_Entries supplied_
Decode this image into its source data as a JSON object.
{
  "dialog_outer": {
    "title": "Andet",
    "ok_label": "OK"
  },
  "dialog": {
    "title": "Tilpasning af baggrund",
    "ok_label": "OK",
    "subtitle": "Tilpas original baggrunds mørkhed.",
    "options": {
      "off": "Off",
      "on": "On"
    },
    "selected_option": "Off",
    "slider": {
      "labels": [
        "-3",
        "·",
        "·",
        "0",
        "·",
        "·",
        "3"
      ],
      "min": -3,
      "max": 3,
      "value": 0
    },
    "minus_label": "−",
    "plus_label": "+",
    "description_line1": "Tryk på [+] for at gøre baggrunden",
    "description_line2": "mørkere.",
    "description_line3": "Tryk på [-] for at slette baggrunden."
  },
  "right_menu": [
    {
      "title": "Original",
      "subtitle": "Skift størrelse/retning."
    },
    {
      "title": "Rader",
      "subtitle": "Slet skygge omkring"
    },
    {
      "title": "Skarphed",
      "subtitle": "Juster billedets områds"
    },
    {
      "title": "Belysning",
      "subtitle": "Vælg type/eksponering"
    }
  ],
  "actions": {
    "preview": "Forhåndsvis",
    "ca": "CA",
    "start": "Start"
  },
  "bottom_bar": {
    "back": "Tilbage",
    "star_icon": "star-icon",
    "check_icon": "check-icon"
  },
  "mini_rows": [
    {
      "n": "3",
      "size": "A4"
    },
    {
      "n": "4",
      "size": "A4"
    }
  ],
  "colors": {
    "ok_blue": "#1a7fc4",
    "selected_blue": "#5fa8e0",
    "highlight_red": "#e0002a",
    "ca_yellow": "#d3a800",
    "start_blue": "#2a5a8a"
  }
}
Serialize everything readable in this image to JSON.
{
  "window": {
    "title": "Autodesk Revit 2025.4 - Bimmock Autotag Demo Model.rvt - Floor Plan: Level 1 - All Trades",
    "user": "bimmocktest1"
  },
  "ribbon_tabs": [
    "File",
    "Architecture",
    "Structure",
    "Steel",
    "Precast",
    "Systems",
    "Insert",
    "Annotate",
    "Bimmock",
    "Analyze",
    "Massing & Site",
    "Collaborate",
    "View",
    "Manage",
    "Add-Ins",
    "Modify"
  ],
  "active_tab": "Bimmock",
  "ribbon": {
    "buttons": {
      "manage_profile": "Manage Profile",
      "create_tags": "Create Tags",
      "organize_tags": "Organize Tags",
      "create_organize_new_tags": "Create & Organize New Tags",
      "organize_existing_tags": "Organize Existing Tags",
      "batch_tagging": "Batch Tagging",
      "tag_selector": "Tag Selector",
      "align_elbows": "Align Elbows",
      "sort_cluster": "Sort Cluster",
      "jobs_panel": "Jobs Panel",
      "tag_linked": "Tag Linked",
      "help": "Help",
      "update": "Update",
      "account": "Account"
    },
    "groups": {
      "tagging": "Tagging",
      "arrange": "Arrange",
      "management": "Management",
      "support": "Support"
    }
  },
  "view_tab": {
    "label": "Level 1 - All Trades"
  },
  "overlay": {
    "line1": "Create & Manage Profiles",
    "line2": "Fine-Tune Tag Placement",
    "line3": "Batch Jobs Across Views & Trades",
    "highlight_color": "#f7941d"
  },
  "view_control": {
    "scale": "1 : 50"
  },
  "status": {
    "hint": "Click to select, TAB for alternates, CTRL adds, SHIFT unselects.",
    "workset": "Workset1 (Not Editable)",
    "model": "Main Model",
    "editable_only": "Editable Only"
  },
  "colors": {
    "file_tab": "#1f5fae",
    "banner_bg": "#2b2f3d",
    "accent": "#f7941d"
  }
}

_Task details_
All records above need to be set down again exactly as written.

_Solution for this problem_
Decode this image into its source data as a JSON object.
{
  "dialog_outer": {
    "title": "Andet",
    "ok_label": "OK"
  },
  "dialog": {
    "title": "Tilpasning af baggrund",
    "ok_label": "OK",
    "subtitle": "Tilpas original baggrunds mørkhed.",
    "options": {
      "off": "Off",
      "on": "On"
    },
    "selected_option": "Off",
    "slider": {
      "labels": [
        "-3",
        "·",
        "·",
        "0",
        "·",
        "·",
        "3"
      ],
      "min": -3,
      "max": 3,
      "value": 0
    },
    "minus_label": "−",
    "plus_label": "+",
    "description_line1": "Tryk på [+] for at gøre baggrunden",
    "description_line2": "mørkere.",
    "description_line3": "Tryk på [-] for at slette baggrunden."
  },
  "right_menu": [
    {
      "title": "Original",
      "subtitle": "Skift størrelse/retning."
    },
    {
      "title": "Rader",
      "subtitle": "Slet skygge omkring"
    },
    {
      "title": "Skarphed",
      "subtitle": "Juster billedets områds"
    },
    {
      "title": "Belysning",
      "subtitle": "Vælg type/eksponering"
    }
  ],
  "actions": {
    "preview": "Forhåndsvis",
    "ca": "CA",
    "start": "Start"
  },
  "bottom_bar": {
    "back": "Tilbage",
    "star_icon": "star-icon",
    "check_icon": "check-icon"
  },
  "mini_rows": [
    {
      "n": "3",
      "size": "A4"
    },
    {
      "n": "4",
      "size": "A4"
    }
  ],
  "colors": {
    "ok_blue": "#1a7fc4",
    "selected_blue": "#5fa8e0",
    "highlight_red": "#e0002a",
    "ca_yellow": "#d3a800",
    "start_blue": "#2a5a8a"
  }
}
Serialize everything readable in this image to JSON.
{
  "window": {
    "title": "Autodesk Revit 2025.4 - Bimmock Autotag Demo Model.rvt - Floor Plan: Level 1 - All Trades",
    "user": "bimmocktest1"
  },
  "ribbon_tabs": [
    "File",
    "Architecture",
    "Structure",
    "Steel",
    "Precast",
    "Systems",
    "Insert",
    "Annotate",
    "Bimmock",
    "Analyze",
    "Massing & Site",
    "Collaborate",
    "View",
    "Manage",
    "Add-Ins",
    "Modify"
  ],
  "active_tab": "Bimmock",
  "ribbon": {
    "buttons": {
      "manage_profile": "Manage Profile",
      "create_tags": "Create Tags",
      "organize_tags": "Organize Tags",
      "create_organize_new_tags": "Create & Organize New Tags",
      "organize_existing_tags": "Organize Existing Tags",
      "batch_tagging": "Batch Tagging",
      "tag_selector": "Tag Selector",
      "align_elbows": "Align Elbows",
      "sort_cluster": "Sort Cluster",
      "jobs_panel": "Jobs Panel",
      "tag_linked": "Tag Linked",
      "help": "Help",
      "update": "Update",
      "account": "Account"
    },
    "groups": {
      "tagging": "Tagging",
      "arrange": "Arrange",
      "management": "Management",
      "support": "Support"
    }
  },
  "view_tab": {
    "label": "Level 1 - All Trades"
  },
  "overlay": {
    "line1": "Create & Manage Profiles",
    "line2": "Fine-Tune Tag Placement",
    "line3": "Batch Jobs Across Views & Trades",
    "highlight_color": "#f7941d"
  },
  "view_control": {
    "scale": "1 : 50"
  },
  "status": {
    "hint": "Click to select, TAB for alternates, CTRL adds, SHIFT unselects.",
    "workset": "Workset1 (Not Editable)",
    "model": "Main Model",
    "editable_only": "Editable Only"
  },
  "colors": {
    "file_tab": "#1f5fae",
    "banner_bg": "#2b2f3d",
    "accent": "#f7941d"
  }
}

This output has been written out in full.